Public health is linked to the economic strength of a country as health expenditure is positively associated with the productivity and GDP of a nation. The advances and improvement of many of the main forces driving economic growth over time span such as technological progress, education, and physical capital accumulation contribute to the improvement of health services in countries. However, with the world divided between first, second and third world countries, public health situation differs between economically strong and weak countries.
COVID-19, as a recent event, shed light on the differences in health systems within the Arab world, especially that the region includes some of the richest oil producing countries as well as poor and war-torn countries.
The below graph visually views the differences between the GDP of the Arab League Countries in the Year 2019. For example, at the top of the GDP scale , we have Qatar, a relatively geographically small GCC country and biggest producer of natural gas, has a GDP of $175 billion which is more than GDP of Libya, Lebanon, Sudan and Yemen combined.
The size of a country’s GDP determines the monetary value of its health expenditure as a percentage of GDP. Comparing the GDP tree map with Health Expenditure graph below , we can see that countries with high GDP (e.g, Qatar, UAE) shows small percentage of health expenditure while Countries with low GDP (e.g, Lebanon, Jordan) shows larger percentage of health expenditure.
In monetary terms, Lebanon has a highest total health expenditure % in the Arab World which amounts to 8.64%($51.6 B)= $4.45 billion. On the other hand, Qatar has a low health expenditure % of 2.9 but when multiplied by the country’s GDP, it amounts to 2.9%($175 B)= $5 billion.
Health Expenditure per capita shows the direct impact of GDP of a country on its health spending. As shown in the below graph, countries with high GDP have high health expenditure compared countries with low GDPs.
The above discussion pointed out the relationship between the strength of a country’s economy and its health spending. The question that remains is “How does this reflect on the health of people?”
Countries that allocate large budgets for the development of the health sector and public health perform well in the face of diseases, especially communicable diseases and pandemics such as COVID-19. The below bubble chart shows that countries with low GDP have the highest percentage of deaths by communicable diseases.

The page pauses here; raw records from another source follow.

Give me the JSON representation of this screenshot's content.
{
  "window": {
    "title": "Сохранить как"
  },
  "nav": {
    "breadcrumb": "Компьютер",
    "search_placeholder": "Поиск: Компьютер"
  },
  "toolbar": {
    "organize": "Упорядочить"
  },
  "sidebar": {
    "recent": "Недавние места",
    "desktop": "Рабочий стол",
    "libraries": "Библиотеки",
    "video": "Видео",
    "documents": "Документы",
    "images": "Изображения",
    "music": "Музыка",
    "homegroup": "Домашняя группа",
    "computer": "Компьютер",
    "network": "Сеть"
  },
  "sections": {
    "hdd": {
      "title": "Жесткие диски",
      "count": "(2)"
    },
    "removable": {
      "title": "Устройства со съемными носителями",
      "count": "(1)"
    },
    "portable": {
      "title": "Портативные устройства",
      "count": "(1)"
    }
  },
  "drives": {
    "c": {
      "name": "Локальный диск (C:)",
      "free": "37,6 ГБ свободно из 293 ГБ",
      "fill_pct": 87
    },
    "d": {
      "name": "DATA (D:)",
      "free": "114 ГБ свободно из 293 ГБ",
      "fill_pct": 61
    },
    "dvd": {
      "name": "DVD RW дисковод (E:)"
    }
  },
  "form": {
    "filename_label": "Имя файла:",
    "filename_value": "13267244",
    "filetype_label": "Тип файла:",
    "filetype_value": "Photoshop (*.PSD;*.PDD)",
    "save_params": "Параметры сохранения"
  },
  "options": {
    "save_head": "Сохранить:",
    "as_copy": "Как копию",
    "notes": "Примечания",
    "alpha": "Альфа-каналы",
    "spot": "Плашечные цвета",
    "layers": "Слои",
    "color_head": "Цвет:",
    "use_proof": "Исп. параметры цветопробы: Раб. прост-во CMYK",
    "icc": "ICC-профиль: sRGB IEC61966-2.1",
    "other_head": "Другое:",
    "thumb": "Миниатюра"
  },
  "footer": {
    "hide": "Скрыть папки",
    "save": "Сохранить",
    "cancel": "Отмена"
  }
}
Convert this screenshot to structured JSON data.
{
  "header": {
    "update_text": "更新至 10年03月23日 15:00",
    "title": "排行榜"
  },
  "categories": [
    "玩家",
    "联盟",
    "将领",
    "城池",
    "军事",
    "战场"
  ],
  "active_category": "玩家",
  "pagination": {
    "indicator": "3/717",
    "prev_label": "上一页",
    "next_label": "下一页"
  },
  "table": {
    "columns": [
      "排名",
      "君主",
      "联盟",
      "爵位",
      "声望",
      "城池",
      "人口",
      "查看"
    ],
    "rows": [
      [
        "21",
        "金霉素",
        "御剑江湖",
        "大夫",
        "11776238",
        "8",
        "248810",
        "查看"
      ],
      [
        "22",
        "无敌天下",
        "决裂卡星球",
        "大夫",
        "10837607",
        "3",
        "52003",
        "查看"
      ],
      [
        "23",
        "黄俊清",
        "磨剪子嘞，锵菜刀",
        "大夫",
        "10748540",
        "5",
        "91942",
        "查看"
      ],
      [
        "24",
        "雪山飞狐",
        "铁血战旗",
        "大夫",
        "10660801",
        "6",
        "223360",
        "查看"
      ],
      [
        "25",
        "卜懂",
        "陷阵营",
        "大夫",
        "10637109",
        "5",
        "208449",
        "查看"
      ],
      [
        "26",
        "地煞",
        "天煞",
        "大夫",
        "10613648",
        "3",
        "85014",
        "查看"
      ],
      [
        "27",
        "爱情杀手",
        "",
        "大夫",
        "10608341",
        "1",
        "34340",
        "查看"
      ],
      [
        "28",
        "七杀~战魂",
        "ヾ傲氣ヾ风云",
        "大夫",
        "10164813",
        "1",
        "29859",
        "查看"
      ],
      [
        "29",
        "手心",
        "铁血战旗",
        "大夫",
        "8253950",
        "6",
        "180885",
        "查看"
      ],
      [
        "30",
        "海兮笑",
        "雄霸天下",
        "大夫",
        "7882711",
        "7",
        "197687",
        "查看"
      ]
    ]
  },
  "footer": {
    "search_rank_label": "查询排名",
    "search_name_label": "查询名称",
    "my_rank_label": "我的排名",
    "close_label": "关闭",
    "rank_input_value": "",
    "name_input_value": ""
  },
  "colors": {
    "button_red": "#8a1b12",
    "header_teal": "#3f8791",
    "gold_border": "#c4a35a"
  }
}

Life Expectancy and Death Rate
To further show the evidence of the impact of GDP and public health spending, we consider both indicators: Life Expectancy at Birth and Death Rate in the Arab League Countries.
- Life Expectancy at Birth: we can that people from countries with high GDPs and high health expenditure per capita. Qatar leads the way with 80 years expected age in 2020 while Yemen has an expected age of 66 years in the same year.
- Death Rate: the same pattern seen with Life Expectancy is also seen in death rates per 1000 persons. Qatar has a death rate of 1.2 compared to Yemen which has a death rate of 5.9, both in 2020.
What should be done?
The United Nations Sustainable Development Goal #3 “Ensure healthy lives and promote well-being for all at all ages” points out the need for improving the public health of the world population. Health spending by governments is a very important factor in the health of their people. However, for those countries who are economically disadvantaged, improving health can be also achieved through:
- Investing in education, especially in medicine studies to make sure the health sector has the competent doctors and specialists.
- Directing international aid more towards developing health sectors in poor countries rather than urgent assistance.
- Investing in awareness: one of the most important ways to improve health in developing countries is by educating citizens to take preventive healthcare measures and avoid riskier health behaviors.